The Anastasis, or Resurrection, is located in the conch
of the apse, one of the most impressive works of Late Byzantine
painting . It depicts Christ’s triumph over death
through his descent into hell to redeem the souls of the righteous
of the Old Testament who, led by John the Baptist, gather before
rocks on each side. He grasps Adam and Eve by their wrists
and lifts them from their sarcophagi. Beneath him lies Satan
bound and gagged.
The Virgin Eleousa is located on the lower wall to the right side of the apse
. She must have been paired with a fresco of Christ on the opposite side,
now lost. The type of representation is known as the Compassionate Virgin.
She holds the Christ child on outstretched arms, as though making an offering,
and sadly presses her cheek to his.
The Church Fathers appear in the apse in liturgical dress [243-248]. The left-hand
figure has been lost, but the others may be identified as Saints Athanasios,
John Chrysostom, Basil, Gregory the Theologian, and Cyril of Alexandria.
The Raising of the Widow's Son is on the north side within the arch each side
of the apse . The funeral cortège has left the city of Nain with
four men carrying the body on a bier. The widow of Nain's son is wrapped in
a winding-sheet and sits up as Christ gestures toward him.
The Raising of the Daughter of Jairus is on the south side of the same arch
. The scene is set indoors, with the deceased on a bed. Christ grasps
the girl by the wrist and raises her to a sitting position, and back to life,
watched by apostles and family members.
Separating these scenes is a portrait medallion of the Archangel Michael .
This discussion of the Kariye Camii iconography
is adapted from Robert G. Ousterhout, The Architecture of the
Kariye Camii in Istanbul, Washington, D.C.: Dumbarton Oaks
Research Library and Collection, 1987. We
would like to thank Professor Ousterhout for generously allowing us to adapt
his text for this Web site.
The funerary chapel contains prefigurations of the Virgin and Themes of Resurrection
and Judgment. Like the narthexes, the program of the parekklesion is divided
between the Virgin and Christ. Here, however, the overriding theme is Salvation,
befitting a funeral chapel. The western domed bay is devoted to the Virgin;
the upper walls represent Old Testament prefigurations of the Virgin, emphasizing
her role in Salvation. The eastern bay is devoted to the Last Judgment. The complex

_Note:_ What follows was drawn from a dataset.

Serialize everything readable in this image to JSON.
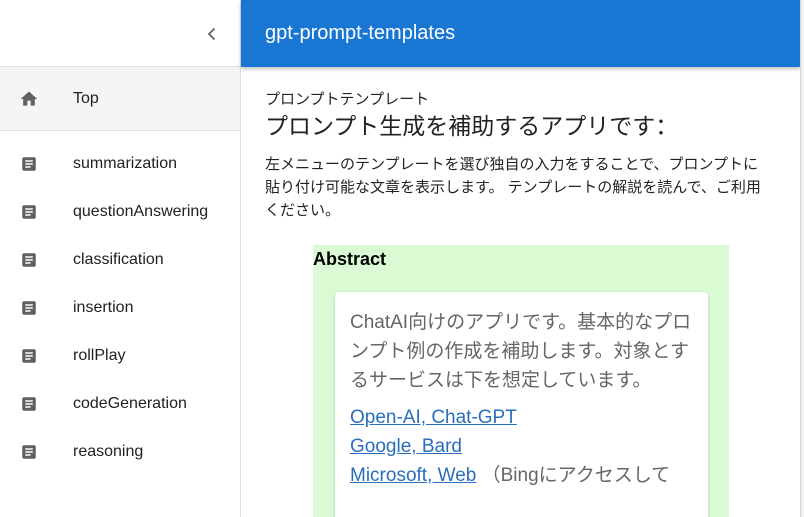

program of the chapel culminates in the conch of the apse, where the Anastasis
(Harrowing of Hell) is represented, flanked by scenes of resurrection. Unlike

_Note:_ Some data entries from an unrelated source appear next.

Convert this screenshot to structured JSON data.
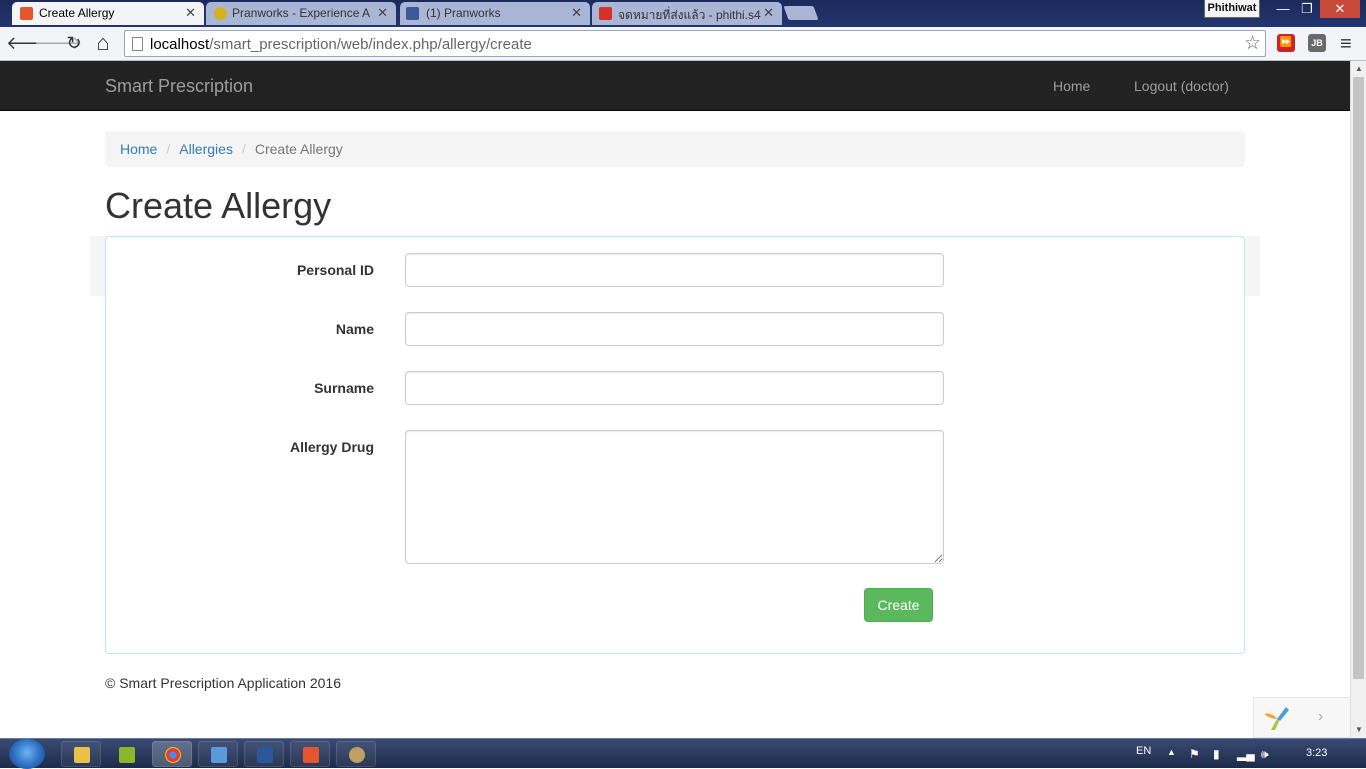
{
  "tabs": [
    {
      "title": "Create Allergy",
      "favicon_color": "#e4572e"
    },
    {
      "title": "Pranworks - Experience A",
      "favicon_color": "#d6b020"
    },
    {
      "title": "(1) Pranworks",
      "favicon_color": "#3b5998"
    },
    {
      "title": "จดหมายที่ส่งแล้ว - phithi.s4",
      "favicon_color": "#d93025"
    }
  ],
  "tab_close": "✕",
  "user_name": "Phithiwat",
  "window_buttons": {
    "minimize": "—",
    "restore": "❐",
    "close": "✕"
  },
  "toolbar": {
    "back_icon": "🡐",
    "forward_icon": "🡒",
    "reload_icon": "↻",
    "home_icon": "⌂",
    "url_host": "localhost",
    "url_path": "/smart_prescription/web/index.php/allergy/create",
    "star_icon": "☆",
    "menu_icon": "≡"
  },
  "extensions": [
    {
      "name": "lastpass-extension-icon",
      "color": "#cc2229",
      "glyph": "⏩"
    },
    {
      "name": "jb-extension-icon",
      "color": "#6a6a6a",
      "glyph": "JB"
    }
  ],
  "app": {
    "brand": "Smart Prescription",
    "nav_home": "Home",
    "nav_logout": "Logout (doctor)"
  },
  "breadcrumb": {
    "home": "Home",
    "allergies": "Allergies",
    "current": "Create Allergy",
    "separator": "/"
  },
  "page_title": "Create Allergy",
  "form": {
    "personal_id_label": "Personal ID",
    "personal_id_value": "",
    "name_label": "Name",
    "name_value": "",
    "surname_label": "Surname",
    "surname_value": "",
    "allergy_drug_label": "Allergy Drug",
    "allergy_drug_value": "",
    "submit_label": "Create"
  },
  "footer": "© Smart Prescription Application 2016",
  "debug_toolbar": {
    "arrow": "›"
  },
  "taskbar": {
    "apps": [
      {
        "name": "explorer",
        "color": "#e8c04a"
      },
      {
        "name": "vmware",
        "color": "#8ab82a"
      },
      {
        "name": "chrome",
        "color": "#e0402f",
        "active": true
      },
      {
        "name": "remote-desktop",
        "color": "#5a9ad8"
      },
      {
        "name": "word",
        "color": "#2b5797"
      },
      {
        "name": "xampp",
        "color": "#e4572e"
      },
      {
        "name": "paint",
        "color": "#c0a060"
      }
    ],
    "lang": "EN",
    "clock": "3:23"
  }
}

the narthexes and the naos, the parekkelsion is decorated with frescoes.